A graphic shows the risk of infection depending on mask-wearing. If both people are unmasked, there is a high risk. If the person with COVID wears a mask and the other doesn't, there is medium risk. If both people wear masks, there is low risk.
Grand State Valley State University
Grand State Valley State University
Mask Diagram displaying effectivness from high to low risk of transmissibility

Amid the COVID surge, Summit and Salt Lake County passed new mask mandates, but Monday Governor Cox exempted state-run facilities from requiring them. This mask exemption, although with intent to emphasize vaccinations and boosters as the most effective way to reduce the spread of COVID, has sparked concern for many Healthcare physicians and workers.

Regardless of his action, many healthcare workers and physicians urge people to continue to mask.

Dr. Tarama Sheffield, Medical Director for preventive medicine at Intermountain Healthcare and trained in public health, speaks about how in addition to reducing the spread of the highly infectious COVID strain, masking helps fight other airborne infections.

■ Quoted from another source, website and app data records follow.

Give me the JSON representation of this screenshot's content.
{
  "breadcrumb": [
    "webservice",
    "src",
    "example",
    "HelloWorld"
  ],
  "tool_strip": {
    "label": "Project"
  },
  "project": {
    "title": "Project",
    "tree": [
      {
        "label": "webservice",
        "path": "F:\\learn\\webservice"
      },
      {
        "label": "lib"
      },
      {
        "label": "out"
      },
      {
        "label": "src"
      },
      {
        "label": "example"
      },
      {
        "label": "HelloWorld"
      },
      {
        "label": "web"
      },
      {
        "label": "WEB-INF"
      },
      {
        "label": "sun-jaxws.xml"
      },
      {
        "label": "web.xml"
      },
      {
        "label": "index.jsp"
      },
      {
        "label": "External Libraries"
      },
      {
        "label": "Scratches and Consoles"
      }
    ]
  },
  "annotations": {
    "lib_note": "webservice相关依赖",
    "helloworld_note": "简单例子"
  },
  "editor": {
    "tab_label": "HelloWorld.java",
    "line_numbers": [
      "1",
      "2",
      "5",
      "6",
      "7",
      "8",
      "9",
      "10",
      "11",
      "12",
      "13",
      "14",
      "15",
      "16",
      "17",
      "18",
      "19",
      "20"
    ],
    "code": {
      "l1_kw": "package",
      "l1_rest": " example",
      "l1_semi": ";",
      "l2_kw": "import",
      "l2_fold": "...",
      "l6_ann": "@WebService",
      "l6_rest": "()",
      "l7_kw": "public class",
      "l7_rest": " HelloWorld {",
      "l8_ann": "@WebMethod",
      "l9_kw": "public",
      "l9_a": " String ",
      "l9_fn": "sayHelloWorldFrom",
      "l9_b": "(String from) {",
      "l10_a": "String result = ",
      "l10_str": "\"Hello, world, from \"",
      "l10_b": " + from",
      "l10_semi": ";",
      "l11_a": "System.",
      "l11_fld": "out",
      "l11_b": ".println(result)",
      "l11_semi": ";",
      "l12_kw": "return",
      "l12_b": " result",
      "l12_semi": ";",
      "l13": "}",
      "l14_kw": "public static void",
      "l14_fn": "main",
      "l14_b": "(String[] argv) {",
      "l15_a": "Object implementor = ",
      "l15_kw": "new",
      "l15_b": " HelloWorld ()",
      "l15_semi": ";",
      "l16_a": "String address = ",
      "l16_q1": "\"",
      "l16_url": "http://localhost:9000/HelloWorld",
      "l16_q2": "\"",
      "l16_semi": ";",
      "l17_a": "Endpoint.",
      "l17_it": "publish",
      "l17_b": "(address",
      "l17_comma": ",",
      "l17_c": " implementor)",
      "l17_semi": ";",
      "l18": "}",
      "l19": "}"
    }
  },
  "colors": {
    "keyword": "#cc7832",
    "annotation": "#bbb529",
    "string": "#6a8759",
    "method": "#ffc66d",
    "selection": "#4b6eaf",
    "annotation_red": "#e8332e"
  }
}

“It's an extraordinarily effective strategy for reducing disease and that's where you saw all of our respiratory illnesses last winter dropped out. We had no respiratory syncytial virus, we had no influenza. Masking and social distancing got rid of it," Sheffield said. "But as soon as . . . we stopped masking, we had the highest outbreak of respiratory syncytial virus we've ever had. . . . Influenza is coming back and coming back quickly.”

According to a study recently conducted by French scientists, omicron is predicted to be at least twice as transmissible as Delta.

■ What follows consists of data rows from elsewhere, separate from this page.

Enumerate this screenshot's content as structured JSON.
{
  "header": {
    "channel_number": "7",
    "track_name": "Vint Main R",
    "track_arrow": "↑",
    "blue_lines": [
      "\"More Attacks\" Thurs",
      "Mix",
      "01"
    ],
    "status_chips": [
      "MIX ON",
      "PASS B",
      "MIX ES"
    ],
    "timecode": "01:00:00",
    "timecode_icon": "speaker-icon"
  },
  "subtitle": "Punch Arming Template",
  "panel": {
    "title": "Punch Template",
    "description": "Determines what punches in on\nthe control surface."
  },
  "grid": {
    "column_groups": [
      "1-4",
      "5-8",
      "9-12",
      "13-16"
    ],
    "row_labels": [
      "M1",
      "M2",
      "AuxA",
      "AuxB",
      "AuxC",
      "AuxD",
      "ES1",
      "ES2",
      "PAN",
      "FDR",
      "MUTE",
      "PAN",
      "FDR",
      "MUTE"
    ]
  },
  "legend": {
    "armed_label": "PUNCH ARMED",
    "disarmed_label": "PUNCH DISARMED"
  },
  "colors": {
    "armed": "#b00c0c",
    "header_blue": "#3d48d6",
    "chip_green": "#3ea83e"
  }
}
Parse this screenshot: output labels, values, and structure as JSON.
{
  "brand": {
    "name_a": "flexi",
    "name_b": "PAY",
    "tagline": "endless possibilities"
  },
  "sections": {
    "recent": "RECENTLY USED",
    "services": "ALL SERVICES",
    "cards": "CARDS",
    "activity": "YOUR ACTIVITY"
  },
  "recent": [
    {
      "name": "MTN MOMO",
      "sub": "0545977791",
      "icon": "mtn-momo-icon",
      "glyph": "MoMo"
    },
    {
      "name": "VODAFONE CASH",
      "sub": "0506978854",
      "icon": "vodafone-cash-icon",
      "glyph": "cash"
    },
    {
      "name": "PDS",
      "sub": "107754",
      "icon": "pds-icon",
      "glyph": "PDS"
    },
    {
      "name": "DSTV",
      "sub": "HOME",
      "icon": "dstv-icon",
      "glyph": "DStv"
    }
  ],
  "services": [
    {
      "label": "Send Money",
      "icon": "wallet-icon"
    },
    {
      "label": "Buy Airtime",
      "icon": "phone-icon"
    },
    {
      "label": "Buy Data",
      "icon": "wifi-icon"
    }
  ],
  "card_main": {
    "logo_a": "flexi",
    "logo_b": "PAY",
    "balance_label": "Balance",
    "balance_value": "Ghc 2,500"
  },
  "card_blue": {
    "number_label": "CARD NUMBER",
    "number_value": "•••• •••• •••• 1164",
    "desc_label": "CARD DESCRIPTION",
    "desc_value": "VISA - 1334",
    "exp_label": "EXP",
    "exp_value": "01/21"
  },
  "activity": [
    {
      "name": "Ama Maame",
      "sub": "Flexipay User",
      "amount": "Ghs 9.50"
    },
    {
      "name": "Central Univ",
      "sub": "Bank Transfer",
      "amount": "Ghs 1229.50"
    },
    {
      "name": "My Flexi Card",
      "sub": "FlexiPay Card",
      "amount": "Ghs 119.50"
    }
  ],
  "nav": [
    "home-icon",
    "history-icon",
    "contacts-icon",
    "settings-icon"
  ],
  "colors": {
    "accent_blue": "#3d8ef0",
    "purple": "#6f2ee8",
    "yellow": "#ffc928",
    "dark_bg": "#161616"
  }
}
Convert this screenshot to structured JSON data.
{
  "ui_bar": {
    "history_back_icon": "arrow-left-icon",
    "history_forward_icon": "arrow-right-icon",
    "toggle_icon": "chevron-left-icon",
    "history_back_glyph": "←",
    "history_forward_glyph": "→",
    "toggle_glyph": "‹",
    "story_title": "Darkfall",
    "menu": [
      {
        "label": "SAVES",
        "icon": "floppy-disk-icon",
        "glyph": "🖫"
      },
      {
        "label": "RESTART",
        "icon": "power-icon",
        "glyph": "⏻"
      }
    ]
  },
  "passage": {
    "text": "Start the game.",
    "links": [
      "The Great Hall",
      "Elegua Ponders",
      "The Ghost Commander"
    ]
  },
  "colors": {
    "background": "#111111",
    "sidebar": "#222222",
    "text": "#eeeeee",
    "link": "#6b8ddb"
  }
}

Estee Hunt, Public Information Officer at Bear River Health Department, advises people to continue masking in light of how highly transmissible omicron is: “It’s so infectious . . . if you're sitting on a bench by somebody and neither of you have masks on, and that one person ends up getting COVID or had COVID, you're much more likely to get this now.”

While many Utahns remain vigilant to prevent the spread of not just COVID but other infections, Hunt leaves Utahns with another piece of advice: “Regardless of whether you test positive, or you've even tested negative, but you're symptomatic . . . the best thing we can do right now is to stay home, if we’re sick. We can stay home, when we're sick, we can help stop the spread of this. Because oftentimes, when you're doing a rapid COVID test, you may actually have a false negative. And at that point, you should still be home.”

Colleen Meidt is a science reporter at UPR as well as a PhD student at Utah State University. She studies native bees in the Mojave Desert and is particularly interested studying the conservation status of the Mojave Poppy Bee. In her free time, Colleen enjoys photography and rock climbing in the canyons.